F: The large number unemployed forces people to work under very bad conditions, and for very low wages. For example, agricultural workers are paid less than 100,000 Iraqi dinars a month. That's about $70. The cost of fuel has increased very rapidly, and makes transportation very difficult. The conditions are very dangerous. Outside of Baghdad, workers in the other governates can only get jobs through political parties, especially those in the government. And they require workers to join their party. Before the election, some parties told people that if they voted for them, they'd give people jobs.
The large number of unemployed makes workers afraid to lose their jobs. Our workers struck a chemical plant in Baghdad. The administration, with another so-called union, threatened their jobs, and even threatened to arrest them. So the people abandoned their demands for higher wages and better conditions. In the State Leather Industry Factory, workers only make $100-150 a month. They do dangerous work, and some lose their fingers on sharp instruments, and are denied any compensation. It is a state-owned company, so the administration threatened to arrest workers, saying they had no right to organize a union. Buit the workers organized two strikes in January in spite of that.
In the villages, people work for $1 a day. On construction sites in Nasariya, 100 miles south of Baghdad, they get 6000 dinars, or $4-4.50 a day, in very bad conditions. They work seven days a week. When we called for one day of rest, the administration refused. "We need to finish the building," they said. And we found out that this building is for soldiers, so people were in danger of being killed at any moment by the armed groups. Four explosions took place while they were working. The workers were attacked because they were working on a building for the US Army. The gangs placed bombs on the site, and the Italians discovered three of them. But one exploded. Even there, the companies try to stop people from joining unions by threatening to fire them.
D: Has the economic situation gotten better over the past year?
F: The prices have gone up very rapidly. Kerosene rose so much that a worker can't buy it. Transport also increased a lot, because the price of fuel went up. Vegetables and food went up because transport went up, and because it's dangerous and expensive to transport it goods. All of this puts a lot of pressure on the wages of the workers.
Q: How was your union formed?
F: Our union came out of the Union of Unemployed of Iraq. We had an 18-day demonstration at the start of the occupation, for unemployment insurance or jobs. Workers started to organize themselves on their own. They were very courageous.
Our organization was founded in the electricity, textile railway, and services industries. The main problem has been how to struggle against the old administration in the factories, and to raise the wages. Our focus from the beginning has been on the daily life issues. We've held a lot of seminars, and prepared our own proposal for the labor coude. The tried to get the Minister of Labor to accept it, but the government already had its own agenda.
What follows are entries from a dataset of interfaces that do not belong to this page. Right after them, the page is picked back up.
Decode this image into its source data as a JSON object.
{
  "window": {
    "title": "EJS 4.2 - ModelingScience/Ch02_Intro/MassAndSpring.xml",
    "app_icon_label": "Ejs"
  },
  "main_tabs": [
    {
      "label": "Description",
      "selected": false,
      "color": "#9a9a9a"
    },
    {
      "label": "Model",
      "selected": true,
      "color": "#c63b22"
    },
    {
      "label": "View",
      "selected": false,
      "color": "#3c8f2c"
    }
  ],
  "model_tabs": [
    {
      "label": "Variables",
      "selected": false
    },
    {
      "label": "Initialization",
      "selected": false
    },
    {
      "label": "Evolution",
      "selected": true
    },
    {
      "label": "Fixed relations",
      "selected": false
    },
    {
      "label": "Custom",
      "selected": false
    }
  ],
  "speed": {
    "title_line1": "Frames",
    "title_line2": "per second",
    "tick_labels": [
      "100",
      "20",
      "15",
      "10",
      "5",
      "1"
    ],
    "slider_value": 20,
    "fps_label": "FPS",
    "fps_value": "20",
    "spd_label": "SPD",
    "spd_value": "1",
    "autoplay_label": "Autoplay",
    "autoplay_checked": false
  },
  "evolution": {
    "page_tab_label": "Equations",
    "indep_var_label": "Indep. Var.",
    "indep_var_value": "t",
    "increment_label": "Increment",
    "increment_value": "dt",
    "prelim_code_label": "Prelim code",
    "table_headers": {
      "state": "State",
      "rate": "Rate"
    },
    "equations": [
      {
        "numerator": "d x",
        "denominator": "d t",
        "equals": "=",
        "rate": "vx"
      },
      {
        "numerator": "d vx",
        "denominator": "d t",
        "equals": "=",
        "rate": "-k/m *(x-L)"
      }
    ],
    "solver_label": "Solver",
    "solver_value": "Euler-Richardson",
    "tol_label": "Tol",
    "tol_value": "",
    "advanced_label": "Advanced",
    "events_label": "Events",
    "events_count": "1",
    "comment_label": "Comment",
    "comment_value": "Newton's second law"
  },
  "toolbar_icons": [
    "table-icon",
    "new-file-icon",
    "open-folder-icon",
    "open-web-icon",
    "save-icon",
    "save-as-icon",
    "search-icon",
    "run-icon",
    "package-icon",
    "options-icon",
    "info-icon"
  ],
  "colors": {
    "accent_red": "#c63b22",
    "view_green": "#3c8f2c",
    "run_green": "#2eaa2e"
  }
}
People are beginning to see the trade union movement as one made up of workers themselves, not related to the authorities. We have a weak trade union tradition among workers now, because workers see unions as part of the government. The authorities compound this problem by intervening in the trade union movement, with legislation that gives support to one organization and not others. Trade unions are being used by political parties to play a role in Iraq.